This isn’t me saying all girl group dances are easy, mind you, or even that any of their dances are easy. But comparatively they are easier. I do believe these girls, when given the right training and enough practice, are capable of pulling off boy group choreography if they were to be pushed in this direction. And while I personally enjoy girl groups that pursue challenging choreography, I don’t look down on girl groups that don’t because it’s entirely undeserved.
Choreographies are difficult in different ways. It can be technically, visually and/or emotionally challenging. It is fair to say most girl groups are not marketed to perform choreographies that are of super high difficulty. Meanwhile, the majority of boy groups in this day and age have fast-paced, impactful and intricate dances.
EXO, BTS, and Seventeen lead the way for the boy groups who continuously deliver intricate and well-planned dances. Girl groups like GFriend and TWICE generally go for concepts and moves that are easy to follow and have impact rather than those of extreme difficulty. These idols all have to spend weeks or months of hard work and effort to perfect their dances. But the difference is still there, and it does not come down to how competent each dancer of either gender is. It comes down to what image the group is going for.
Countless times, lead dancers of groups have complained that their choreographies are too easy, or they had to tone down their power. Most of these dancers have the opportunity to show off their superior skills on the individual stage. So, there shouldn’t be such a fuss made amongst groups about the difficulty of dances because each group has their own niche.
Have you ever watched a male group’s cover of a difficult female group choreography? Or vice versa, seen a female group cover a male group’s choreography? What I’ve noticed from watching them over the years is that the difficulty level seems to differ when the opposite gender performs the choreography. Namely when a female covers a male group choreography, it almost seems as though the choreography has become more difficult. And when you watch a male group perform the choreography of a female group, the choreography that you once believed was so difficult seems like it was performed with ease. This may not be the case every single time, but there’s definitely a reason to this.
Being a fan of miss A, I’ve witnessed that it’s very commonly noted on Korean variety shows that female choreography is generally known to be easier.
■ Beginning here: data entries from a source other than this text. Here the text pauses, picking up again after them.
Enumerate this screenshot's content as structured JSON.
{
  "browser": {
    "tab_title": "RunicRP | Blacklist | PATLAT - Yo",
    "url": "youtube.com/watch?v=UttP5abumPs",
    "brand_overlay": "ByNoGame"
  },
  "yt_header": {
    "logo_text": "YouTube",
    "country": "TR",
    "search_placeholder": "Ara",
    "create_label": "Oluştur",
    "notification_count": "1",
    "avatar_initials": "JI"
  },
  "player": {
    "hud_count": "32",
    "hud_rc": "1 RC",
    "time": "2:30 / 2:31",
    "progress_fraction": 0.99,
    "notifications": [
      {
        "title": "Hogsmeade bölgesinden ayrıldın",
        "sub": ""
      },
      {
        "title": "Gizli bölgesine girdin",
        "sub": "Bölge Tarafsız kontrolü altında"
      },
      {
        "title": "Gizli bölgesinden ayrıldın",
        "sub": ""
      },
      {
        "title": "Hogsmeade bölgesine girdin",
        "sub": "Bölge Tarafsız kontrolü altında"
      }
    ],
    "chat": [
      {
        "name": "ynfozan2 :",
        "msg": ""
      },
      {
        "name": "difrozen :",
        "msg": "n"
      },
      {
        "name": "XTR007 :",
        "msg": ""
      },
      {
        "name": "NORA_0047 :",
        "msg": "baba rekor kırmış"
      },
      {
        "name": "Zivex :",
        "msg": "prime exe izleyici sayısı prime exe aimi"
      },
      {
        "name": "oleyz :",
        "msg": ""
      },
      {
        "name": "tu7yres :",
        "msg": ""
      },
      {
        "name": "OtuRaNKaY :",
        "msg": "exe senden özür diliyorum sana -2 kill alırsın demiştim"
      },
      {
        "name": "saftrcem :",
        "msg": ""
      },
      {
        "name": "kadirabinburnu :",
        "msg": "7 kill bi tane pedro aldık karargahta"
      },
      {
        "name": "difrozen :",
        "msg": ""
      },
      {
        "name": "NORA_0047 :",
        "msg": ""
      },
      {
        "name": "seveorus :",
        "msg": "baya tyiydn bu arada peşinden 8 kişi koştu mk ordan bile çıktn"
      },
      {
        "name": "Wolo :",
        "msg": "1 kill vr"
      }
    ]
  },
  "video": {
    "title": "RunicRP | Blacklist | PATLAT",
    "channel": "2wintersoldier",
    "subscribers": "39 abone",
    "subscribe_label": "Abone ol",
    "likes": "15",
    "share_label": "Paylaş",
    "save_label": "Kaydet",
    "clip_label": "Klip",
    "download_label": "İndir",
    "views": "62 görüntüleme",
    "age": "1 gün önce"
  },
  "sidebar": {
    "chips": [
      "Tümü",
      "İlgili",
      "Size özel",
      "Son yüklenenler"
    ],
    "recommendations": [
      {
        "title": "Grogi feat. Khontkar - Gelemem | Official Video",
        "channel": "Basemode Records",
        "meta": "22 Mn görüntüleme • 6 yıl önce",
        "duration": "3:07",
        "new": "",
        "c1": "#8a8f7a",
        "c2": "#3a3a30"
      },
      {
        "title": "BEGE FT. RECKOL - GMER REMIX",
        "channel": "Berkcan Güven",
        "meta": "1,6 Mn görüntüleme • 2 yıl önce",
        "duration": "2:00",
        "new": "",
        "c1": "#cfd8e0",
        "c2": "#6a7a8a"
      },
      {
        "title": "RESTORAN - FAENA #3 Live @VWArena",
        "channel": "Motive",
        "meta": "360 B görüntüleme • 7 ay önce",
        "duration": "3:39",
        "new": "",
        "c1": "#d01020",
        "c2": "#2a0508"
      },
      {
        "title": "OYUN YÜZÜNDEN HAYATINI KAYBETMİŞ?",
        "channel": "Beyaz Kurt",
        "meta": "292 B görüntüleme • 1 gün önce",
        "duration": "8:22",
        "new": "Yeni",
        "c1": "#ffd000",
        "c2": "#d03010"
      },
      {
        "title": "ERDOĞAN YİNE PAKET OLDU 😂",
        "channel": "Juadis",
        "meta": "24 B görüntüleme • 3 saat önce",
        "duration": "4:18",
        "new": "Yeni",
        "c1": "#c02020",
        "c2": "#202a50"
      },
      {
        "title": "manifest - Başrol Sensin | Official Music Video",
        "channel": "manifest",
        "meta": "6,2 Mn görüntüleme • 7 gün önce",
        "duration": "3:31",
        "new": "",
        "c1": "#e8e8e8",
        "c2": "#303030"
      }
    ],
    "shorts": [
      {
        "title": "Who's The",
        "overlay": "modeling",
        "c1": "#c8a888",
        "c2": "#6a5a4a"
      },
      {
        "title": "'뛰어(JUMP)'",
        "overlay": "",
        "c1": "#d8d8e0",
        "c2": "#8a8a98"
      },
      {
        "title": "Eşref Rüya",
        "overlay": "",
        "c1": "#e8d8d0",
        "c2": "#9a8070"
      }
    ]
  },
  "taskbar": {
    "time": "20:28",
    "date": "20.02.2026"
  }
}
So I really don’t understand the controversy that has arisen from these statements by Kai and Yerin.
As mentioned by the others, male groups and female groups market to a different demographic, and this is reflected in their choreography. By appealing to the general public, female idols are expected to always look beautiful and have choreography that contains movements that lead an untrained dancer to believe they can replicate it. APink’s Eunji once said she found it difficult to balance passionate singing and always looking beautiful on stage at the same time. As female groups are held under the pressures of society to always emit beauty and elegance, I believe their dances are also generally toned down, so they don’t end up horribly messing up their hair or outfits during their stages. However, since the demographic that male groups appeal to are fans, they work on painting these images of admiration through impressive stage performances. Which are delivered through a mixture of more intense choreography and stunts.